Specifically, I am trying to wrap my head around this scenario but can't do so solely by thinking about the weight of the fluid.

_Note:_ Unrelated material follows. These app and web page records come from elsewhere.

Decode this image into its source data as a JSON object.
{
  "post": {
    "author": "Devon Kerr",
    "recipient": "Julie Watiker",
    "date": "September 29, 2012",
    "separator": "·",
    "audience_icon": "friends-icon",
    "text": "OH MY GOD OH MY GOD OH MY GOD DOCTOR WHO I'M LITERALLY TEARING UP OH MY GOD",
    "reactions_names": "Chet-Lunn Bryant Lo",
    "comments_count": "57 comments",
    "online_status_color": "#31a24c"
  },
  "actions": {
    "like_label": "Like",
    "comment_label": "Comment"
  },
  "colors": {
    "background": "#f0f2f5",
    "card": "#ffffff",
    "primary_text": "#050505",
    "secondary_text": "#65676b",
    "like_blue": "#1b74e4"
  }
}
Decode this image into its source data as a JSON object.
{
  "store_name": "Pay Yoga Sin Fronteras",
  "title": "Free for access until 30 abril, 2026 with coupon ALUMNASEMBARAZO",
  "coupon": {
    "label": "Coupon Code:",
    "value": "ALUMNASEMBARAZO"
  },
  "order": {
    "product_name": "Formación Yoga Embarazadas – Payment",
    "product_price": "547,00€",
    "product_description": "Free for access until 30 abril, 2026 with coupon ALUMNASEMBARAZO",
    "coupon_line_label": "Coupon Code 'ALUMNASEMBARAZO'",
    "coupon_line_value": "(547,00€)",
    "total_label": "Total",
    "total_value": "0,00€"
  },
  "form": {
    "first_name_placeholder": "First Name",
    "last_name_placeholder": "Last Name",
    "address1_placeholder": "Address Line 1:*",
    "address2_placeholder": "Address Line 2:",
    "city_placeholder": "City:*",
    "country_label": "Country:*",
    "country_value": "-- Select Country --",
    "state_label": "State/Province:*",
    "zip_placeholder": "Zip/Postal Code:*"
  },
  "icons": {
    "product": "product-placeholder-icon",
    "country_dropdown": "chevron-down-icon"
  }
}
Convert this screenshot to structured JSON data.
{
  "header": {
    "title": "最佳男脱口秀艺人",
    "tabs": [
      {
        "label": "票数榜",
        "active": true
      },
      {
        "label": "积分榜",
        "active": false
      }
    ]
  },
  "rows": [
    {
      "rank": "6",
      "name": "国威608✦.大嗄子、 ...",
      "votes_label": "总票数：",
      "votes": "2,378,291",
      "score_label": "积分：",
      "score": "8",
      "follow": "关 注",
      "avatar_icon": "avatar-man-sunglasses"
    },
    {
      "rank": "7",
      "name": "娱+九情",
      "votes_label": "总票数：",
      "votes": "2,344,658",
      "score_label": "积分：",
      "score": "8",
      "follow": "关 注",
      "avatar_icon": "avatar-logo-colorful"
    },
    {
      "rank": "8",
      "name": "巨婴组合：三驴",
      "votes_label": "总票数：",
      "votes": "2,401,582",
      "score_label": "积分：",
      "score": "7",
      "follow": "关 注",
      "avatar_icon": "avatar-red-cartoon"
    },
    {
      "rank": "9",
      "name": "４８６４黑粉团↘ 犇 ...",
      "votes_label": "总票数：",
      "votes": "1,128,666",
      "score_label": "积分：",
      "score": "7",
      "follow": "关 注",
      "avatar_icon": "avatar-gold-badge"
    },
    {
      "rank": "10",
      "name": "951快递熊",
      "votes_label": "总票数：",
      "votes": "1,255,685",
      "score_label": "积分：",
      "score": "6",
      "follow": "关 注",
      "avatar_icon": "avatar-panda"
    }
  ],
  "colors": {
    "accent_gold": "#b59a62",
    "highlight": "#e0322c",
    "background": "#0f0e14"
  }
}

Imagine a perfectly still lake. If you dive into the lake, the further down you go, the more pressure you feel - presumably because of the weight of the water above you. Now, imagine that I replace some arbitrary chunk of water beneath the surface with a (rigid) solid object that is magically held in place. If I were to swim and place myself beneath this object, one would naively think that there is less weight of water above me (after all, we got rid of some chunk of fluid), but in fact I feel the same pressure on me regardless of whether the object is there or not. In essence, it's the height I am beneath the surface that matters, not the weight of the fluid above me. Why? What is generating this force if not the weight?